What about the acquisition of American Seal and Engineering Company (ASE) and High Tech Metal Seals (HTMS)? How do they complement your offerings?
ASE, as a provider of custom metal sealing solutions founded in 1971 in Connecticut and HTMS providing advanced metal sealing solutions since 1999 from its headquarters in Belgium, are each metal seals specialists. They share some common but also distinct solutions, which are complementary to our offerings overall. The main difference is that HTMS is more focused in European markets and ASE in the US.
Both ASE and HTMS becoming part of our business expands the solutions portfolio for custom solutions in the sealing industry. As we push the limits of spring-energized seal capabilities to reach higher and higher temperatures, there are still some applications such as in the combustion chamber or high pressure turbine stage of a jet enginewhere temperature and leakage requirements are best addressed with metal seals. When it comes to addressing temperatures and leakage, we can offer the best solutions for a specific application or sealing challenge.
There seems to be numerous future opportunities in aviation. What do you specifically hope to accomplish?
I agree that there is huge potential. These are exciting times in aviation for us as well as the partners and customers we collaborate with, given our position in the market and opportunities to provide high-end seals and wear composites. I look forward to further expanding and increasing our brand recognition. I also look forward to aligning with customers to more completely understand their changing, complex service needs.
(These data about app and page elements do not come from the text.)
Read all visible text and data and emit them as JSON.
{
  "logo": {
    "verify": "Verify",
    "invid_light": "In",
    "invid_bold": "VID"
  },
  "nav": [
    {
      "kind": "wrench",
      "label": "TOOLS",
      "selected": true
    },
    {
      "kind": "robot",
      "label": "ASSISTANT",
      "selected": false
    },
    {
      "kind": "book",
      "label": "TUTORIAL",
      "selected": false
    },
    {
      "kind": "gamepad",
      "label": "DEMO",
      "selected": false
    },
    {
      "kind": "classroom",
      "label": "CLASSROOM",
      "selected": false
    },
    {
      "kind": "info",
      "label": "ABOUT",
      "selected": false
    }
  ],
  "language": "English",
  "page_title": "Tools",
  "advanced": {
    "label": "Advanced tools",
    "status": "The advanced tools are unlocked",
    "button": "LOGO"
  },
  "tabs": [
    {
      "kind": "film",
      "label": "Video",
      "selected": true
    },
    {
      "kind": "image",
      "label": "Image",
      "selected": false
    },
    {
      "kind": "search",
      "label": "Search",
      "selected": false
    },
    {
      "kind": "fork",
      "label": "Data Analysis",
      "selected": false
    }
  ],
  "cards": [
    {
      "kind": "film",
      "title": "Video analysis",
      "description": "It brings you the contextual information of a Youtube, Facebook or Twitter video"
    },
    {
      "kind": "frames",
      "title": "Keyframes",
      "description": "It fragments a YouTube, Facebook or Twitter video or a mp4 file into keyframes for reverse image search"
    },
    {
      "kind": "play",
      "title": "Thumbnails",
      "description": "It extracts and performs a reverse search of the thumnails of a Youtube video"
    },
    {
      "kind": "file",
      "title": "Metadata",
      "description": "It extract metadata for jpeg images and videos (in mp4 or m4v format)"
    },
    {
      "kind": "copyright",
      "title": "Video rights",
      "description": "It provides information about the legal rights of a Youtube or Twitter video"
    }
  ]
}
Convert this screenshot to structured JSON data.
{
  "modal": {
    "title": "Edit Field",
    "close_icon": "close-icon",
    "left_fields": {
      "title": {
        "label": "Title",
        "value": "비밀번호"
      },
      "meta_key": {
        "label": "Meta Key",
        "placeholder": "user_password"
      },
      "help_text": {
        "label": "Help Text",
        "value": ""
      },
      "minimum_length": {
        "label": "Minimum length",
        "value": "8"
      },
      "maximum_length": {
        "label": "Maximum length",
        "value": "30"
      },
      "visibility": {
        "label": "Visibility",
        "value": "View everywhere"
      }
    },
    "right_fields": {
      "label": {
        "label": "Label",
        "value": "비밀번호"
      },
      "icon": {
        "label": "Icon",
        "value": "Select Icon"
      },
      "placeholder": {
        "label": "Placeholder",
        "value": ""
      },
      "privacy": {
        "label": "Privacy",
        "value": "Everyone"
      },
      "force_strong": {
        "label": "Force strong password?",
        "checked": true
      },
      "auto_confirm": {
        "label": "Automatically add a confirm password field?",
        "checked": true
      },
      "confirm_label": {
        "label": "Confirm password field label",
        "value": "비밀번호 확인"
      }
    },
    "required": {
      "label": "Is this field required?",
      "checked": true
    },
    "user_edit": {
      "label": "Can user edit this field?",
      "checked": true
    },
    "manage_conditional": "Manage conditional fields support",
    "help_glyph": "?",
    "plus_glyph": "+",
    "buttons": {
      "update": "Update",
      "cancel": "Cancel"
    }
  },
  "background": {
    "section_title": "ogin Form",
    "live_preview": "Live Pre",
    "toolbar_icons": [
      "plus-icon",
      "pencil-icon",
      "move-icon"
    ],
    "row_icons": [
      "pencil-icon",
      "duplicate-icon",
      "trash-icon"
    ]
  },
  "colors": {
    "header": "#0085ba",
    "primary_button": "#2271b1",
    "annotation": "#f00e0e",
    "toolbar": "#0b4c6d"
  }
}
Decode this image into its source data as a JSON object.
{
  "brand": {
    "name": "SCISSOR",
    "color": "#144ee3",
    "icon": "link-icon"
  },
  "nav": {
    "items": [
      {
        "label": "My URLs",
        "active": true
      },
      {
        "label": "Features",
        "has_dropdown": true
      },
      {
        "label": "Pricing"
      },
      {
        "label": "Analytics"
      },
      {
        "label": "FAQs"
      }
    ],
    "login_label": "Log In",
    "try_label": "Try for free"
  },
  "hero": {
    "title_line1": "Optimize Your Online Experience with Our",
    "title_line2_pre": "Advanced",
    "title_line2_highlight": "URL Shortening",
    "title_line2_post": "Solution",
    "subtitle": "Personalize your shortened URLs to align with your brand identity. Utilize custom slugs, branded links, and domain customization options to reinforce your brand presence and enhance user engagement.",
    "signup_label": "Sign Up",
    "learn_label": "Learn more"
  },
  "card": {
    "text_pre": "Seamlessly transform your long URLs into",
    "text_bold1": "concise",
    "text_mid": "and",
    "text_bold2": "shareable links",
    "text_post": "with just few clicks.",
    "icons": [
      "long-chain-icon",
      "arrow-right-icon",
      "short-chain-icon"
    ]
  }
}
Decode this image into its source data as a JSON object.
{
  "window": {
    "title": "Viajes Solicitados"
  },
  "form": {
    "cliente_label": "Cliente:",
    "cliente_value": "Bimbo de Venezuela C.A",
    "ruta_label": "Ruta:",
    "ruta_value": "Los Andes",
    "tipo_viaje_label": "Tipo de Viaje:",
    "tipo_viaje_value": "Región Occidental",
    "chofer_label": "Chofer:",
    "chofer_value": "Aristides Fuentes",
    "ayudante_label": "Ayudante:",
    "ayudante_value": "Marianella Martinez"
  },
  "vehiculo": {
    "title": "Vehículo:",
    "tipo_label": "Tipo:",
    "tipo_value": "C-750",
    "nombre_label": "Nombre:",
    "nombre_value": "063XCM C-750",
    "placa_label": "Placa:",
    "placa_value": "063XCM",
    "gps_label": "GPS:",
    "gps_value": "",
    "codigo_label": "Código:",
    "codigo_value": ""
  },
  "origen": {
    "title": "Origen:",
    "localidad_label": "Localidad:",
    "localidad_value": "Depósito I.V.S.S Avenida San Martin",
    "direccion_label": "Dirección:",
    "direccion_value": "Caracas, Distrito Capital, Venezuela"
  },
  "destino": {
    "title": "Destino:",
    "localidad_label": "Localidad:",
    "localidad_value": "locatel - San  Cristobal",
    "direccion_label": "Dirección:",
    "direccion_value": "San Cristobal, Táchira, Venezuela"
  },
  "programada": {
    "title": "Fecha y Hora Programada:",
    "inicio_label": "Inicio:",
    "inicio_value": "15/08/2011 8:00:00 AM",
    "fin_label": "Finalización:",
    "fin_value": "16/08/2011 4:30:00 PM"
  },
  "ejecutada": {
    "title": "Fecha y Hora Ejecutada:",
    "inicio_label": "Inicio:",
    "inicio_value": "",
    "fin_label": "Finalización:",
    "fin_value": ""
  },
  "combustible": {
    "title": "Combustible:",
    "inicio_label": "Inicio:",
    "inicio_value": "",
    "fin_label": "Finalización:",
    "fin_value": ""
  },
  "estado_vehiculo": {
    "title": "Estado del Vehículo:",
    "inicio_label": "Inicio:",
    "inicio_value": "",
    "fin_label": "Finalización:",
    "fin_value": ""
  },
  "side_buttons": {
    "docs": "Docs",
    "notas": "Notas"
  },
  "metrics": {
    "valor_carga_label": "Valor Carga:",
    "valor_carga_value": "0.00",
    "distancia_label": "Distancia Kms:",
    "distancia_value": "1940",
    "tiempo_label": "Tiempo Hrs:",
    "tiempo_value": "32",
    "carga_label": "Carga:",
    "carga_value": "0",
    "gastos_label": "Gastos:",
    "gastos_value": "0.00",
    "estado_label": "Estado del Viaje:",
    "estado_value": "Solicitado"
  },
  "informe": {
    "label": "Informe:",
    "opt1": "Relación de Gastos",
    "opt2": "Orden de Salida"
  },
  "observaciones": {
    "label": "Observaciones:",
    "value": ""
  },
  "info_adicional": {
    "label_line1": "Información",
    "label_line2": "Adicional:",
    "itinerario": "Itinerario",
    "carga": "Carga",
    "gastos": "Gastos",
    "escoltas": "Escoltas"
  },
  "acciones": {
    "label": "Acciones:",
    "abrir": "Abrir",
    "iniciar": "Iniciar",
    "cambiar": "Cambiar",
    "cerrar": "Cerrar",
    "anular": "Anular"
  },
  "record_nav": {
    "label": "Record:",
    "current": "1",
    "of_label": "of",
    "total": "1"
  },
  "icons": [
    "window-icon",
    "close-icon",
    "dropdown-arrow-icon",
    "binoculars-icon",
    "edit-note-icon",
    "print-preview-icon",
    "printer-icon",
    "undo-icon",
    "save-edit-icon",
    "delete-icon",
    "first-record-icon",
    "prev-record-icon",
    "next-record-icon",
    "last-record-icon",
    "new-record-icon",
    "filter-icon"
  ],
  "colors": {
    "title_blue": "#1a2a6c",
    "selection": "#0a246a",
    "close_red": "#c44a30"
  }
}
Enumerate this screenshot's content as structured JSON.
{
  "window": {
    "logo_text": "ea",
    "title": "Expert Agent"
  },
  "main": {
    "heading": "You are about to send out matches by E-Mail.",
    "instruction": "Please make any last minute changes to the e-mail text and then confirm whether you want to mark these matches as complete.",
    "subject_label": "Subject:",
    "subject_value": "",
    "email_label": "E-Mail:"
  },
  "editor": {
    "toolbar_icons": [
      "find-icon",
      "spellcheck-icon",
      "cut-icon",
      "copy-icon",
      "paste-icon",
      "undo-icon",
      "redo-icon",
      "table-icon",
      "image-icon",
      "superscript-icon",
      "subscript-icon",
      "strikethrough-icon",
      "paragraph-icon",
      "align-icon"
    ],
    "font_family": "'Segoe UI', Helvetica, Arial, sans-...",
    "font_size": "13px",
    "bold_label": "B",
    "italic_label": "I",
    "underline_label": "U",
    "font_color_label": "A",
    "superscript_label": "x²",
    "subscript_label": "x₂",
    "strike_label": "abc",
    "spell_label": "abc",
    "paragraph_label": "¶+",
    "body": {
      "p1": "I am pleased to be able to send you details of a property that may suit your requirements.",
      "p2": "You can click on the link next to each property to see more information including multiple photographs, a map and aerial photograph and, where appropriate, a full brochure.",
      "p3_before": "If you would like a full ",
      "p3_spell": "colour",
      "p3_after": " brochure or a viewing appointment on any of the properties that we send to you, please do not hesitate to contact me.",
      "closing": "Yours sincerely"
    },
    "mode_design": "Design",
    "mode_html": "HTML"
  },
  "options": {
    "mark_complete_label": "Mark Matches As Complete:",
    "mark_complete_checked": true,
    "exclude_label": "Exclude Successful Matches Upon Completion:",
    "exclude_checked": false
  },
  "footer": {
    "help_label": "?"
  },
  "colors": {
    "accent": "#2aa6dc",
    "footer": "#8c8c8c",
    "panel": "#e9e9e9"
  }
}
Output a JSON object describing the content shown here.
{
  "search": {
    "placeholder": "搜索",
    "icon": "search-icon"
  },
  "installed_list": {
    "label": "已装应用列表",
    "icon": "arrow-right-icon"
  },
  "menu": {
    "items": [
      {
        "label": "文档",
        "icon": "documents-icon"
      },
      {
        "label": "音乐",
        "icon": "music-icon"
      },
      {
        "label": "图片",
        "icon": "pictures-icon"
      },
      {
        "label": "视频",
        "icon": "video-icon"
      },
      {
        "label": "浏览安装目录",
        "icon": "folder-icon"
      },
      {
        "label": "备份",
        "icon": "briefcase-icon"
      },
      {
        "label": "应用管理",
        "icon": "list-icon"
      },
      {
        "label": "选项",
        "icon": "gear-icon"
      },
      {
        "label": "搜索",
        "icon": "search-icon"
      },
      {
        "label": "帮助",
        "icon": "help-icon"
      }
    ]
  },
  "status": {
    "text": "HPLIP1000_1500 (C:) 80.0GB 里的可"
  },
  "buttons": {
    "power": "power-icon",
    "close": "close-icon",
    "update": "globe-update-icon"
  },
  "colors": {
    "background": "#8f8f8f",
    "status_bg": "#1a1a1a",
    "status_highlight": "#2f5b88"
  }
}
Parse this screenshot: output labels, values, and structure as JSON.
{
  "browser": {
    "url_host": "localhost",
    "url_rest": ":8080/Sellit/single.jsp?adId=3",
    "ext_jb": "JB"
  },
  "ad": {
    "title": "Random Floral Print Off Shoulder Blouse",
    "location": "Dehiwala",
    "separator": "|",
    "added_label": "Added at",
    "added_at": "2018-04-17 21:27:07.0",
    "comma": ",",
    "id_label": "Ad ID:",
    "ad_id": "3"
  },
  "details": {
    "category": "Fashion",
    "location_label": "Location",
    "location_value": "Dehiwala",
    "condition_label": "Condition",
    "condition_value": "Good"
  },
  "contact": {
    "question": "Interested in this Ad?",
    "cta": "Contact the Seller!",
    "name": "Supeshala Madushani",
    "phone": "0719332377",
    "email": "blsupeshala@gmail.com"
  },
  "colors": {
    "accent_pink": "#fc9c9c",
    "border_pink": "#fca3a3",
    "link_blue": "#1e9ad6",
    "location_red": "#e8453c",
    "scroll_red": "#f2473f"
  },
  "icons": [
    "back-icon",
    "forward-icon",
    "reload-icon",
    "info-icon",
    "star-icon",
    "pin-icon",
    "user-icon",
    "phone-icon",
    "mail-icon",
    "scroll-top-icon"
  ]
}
Learn more about how seals and polymer solutions can address unique needs for your aviation applications. Contact us today to see how experts like Arnaud and our aviation team can help you.